When the coffin is already in the grave there is a tradition to put three handfuls of soil over it. It is done to wish the deceased eternal peace.

After the funeral there is a special dinner. This dinner is a treat for the soul of dead and for the soul of all other dead persons. With this dinner those who are still alive ask the dead to leave the family unharmed. The dinner is also a way to ask God for blessing.

There is one more detail. Nobody takes food from this dinner. It is believed that if someone takes little bit of food somebody in that family will die soon.

In the past Lithuanian women who were in the mourning wore white kerchiefs. White was a colour of death. In Lithuania cemeteries are usually located on some hill. That is why in the Lithuanian folklore term “high hill” is used as a synonym for cemetery.

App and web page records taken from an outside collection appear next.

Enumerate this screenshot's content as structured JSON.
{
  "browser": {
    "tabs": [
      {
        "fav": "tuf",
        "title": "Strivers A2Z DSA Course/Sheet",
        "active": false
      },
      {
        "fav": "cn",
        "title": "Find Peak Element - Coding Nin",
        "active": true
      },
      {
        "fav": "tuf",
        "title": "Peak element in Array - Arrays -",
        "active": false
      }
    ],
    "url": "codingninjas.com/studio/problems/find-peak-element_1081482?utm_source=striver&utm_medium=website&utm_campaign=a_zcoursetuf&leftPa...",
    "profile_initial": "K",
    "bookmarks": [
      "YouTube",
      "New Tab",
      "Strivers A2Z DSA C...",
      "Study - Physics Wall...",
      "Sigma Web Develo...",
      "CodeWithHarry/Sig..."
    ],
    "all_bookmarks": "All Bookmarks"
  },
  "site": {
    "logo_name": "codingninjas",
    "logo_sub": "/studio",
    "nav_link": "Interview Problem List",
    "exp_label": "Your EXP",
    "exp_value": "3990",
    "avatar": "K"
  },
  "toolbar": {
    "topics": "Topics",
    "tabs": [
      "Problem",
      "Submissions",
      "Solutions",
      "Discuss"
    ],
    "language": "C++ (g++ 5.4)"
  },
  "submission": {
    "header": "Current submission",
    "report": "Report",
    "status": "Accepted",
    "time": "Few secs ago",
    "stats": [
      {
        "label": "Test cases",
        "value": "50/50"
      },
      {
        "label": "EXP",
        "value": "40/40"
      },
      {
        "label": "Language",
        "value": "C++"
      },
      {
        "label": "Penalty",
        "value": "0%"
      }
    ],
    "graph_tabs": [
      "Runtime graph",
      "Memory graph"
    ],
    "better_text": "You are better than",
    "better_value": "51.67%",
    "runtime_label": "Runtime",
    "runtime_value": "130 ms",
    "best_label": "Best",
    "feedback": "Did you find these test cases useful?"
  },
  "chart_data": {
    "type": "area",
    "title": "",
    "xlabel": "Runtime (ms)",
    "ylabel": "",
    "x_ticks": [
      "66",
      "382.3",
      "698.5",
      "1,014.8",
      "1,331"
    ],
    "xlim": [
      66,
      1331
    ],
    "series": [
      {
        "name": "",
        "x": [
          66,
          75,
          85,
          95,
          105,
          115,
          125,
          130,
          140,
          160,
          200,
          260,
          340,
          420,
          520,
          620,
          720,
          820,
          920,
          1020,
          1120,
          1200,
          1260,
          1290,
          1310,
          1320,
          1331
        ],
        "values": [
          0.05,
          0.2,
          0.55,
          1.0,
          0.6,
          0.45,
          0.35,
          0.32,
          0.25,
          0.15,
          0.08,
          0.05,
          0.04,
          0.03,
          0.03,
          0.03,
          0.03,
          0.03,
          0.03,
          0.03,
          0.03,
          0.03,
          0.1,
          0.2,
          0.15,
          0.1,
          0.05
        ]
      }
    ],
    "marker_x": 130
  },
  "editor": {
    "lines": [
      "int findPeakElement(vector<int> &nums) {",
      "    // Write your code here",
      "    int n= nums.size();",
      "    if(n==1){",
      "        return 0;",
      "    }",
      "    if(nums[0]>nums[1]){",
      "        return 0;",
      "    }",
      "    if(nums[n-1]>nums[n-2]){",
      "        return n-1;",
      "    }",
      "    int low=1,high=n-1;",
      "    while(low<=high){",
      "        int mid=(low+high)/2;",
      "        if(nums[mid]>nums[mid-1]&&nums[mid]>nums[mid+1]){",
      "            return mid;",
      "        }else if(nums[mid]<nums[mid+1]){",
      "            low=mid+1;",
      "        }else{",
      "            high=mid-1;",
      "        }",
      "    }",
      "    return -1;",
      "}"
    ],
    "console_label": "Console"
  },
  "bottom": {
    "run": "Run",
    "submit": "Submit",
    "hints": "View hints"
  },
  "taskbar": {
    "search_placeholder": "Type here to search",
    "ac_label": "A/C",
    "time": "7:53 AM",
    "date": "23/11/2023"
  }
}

According to an old belief in some villages in Estonia the dying person should be fed before death. This is done because if the person dies hungry he or she could ask for food from the family members in their dreams. Some even believed that it could result in general misery of those who are still alive.

In the Estonian village of Salme there used to be a belief that the hand of the dying person could heal sick person. When it was obvious that the person is going to die very soon his or her hand was put on the sick person. When doing so the following words were told - "You are departing now and take my misfortune along".

As soon as the person in Russia dies a glass of water with piece of bread on it is placed next to the body of the deceased or in the windowsill. For six weeks after death every family meal includes a glass of vodka covered with bread which is put on part of the table where the dead person used to eat.